Lahey is eager to introduce more peer instruction in the revamped medical curriculum, because, he says, it’s clear that students working together in small groups produce superior outcomes to lecturing.
Peer instruction was first introduced by Eric Mazur, the Balkanski Professor of Physics and Applied Physics at Harvard University and Area Dean of Applied Physics, to his classes in 1991. Mazur, who found that this method helped students understand better, said lectures are much like musical concerts — they can still be appreciated, especially as a motivational tool. But what’s changed is that the lecture is no longer the only way to transfer important information. “Ever since the Middle Ages, the primary vehicle for conveying information was the lecture,” he said. “But this is the 21st century, and there are so many ways to convey information, it’s not the necessity it once was.” Students don’t learn by listening, they learn by doing, and Mazur points out that the brain’s “hard work” of learning has to be performed by the learner, not the lecture.
Mazur’s method of peer instruction for physics classes involves two steps: first, he “primes the pump” by assigning reading or watching an online video of a lecture outside of class, and has students annotate the parts they had trouble understanding.

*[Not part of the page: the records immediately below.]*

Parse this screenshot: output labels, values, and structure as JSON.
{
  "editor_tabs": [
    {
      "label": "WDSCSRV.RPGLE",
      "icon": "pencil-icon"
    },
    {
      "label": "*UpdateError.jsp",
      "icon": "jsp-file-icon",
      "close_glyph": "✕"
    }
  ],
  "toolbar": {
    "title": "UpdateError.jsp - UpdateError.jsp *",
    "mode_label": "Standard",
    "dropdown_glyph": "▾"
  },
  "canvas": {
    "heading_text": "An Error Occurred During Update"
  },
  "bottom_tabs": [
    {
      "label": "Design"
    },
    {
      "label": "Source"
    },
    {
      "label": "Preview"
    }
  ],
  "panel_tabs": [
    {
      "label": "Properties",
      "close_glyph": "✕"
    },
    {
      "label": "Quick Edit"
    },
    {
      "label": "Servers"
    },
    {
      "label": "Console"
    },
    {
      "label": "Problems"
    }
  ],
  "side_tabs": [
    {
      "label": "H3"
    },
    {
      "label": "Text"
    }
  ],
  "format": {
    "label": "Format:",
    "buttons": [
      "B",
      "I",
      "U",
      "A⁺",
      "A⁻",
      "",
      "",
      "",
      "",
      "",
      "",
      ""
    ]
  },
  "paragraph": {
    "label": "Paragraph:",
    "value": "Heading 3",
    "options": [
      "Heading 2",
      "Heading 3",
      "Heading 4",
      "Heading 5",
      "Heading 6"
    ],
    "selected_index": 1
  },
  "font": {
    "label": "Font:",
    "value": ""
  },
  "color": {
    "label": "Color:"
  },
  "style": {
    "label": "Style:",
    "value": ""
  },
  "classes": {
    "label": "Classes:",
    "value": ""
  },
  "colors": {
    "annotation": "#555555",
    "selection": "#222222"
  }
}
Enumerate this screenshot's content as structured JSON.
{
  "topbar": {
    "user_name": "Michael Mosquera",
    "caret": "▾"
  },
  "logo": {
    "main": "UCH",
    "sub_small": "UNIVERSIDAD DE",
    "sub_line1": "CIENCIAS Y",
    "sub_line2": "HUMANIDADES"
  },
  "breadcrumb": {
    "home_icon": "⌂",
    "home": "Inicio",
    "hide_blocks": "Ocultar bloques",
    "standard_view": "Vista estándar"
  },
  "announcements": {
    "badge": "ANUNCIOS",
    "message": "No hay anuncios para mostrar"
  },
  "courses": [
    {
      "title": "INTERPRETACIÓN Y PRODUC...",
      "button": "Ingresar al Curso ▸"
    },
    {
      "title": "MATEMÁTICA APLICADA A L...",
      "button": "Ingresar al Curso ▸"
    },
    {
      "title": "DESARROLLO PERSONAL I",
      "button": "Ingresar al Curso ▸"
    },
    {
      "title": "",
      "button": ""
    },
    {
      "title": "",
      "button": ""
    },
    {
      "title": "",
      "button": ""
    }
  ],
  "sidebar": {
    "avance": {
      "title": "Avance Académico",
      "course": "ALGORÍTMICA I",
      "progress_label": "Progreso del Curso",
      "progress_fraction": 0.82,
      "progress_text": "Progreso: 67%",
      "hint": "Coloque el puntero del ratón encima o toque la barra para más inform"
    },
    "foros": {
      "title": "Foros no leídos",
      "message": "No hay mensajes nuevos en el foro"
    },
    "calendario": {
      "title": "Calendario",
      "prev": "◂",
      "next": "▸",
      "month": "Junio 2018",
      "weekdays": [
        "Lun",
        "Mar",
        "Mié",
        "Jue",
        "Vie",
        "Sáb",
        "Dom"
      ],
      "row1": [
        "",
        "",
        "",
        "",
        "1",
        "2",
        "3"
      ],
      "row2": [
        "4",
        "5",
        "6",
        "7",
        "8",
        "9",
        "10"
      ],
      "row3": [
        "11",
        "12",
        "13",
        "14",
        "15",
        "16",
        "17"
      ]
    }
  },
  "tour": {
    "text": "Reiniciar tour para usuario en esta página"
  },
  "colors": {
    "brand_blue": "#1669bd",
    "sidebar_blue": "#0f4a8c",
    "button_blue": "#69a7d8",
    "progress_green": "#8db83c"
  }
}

Part two happens at the next class, when Mazur revisits concepts students stumbled over. “I say, here’s a question, think about it individually,” he said. “Then, commit to an answer, write it down on a piece of paper, or sometimes we use clickers, or handheld devices, or whatever. But here’s the crucial step: After you have committed to an answer, turn to the people around you, find a person with a different answer, and try to come to some agreement.”
When students show each other how they came to a certain answer, they get a chance to refine their thinking, showing the other student why they did what they did. “When I say it, it may sound very clear and convincing, but to the students you are not really helpful,” said Mazur, explaining professors’ sometime curse of knowledge, and that new learners are sometimes able to explain a new concept to confused students better than a professor.
And while even “conservative” professors like Aikin still actively seek student involvement through discussions and allowing students to “share the expertise” in class, some students think it’s not nearly enough. Somewhere between standards and what professors deem best for students lies what students want out of the learning experience, a concern that professors rarely consider, says Zak Malamed, Student Voice founder and University of Maryland College Park sophomore. Malamed said that personalized learning is very important to 21st century students. “Professors do not engage students enough, if at all, when trying to innovate the classroom,” he said. “It’s shocking how out of touch they can be, just because they didn’t take the time to hear their students’ perspectives.”
In Malamed’s favorite class on social media, the professor asked how students wanted to learn what was on the syllabus, and made the class a conversation in a way that felt relevant to modern society. And the most memorable lecture Malamed has experienced at the university level was with Harvard’s Michael Sandel: “He interacts with his audience – it’s terrible that I see it as an audience, by the way – and engages the audience with each other. It makes the classroom seem much smaller than it is, and saves me from my short attention span.”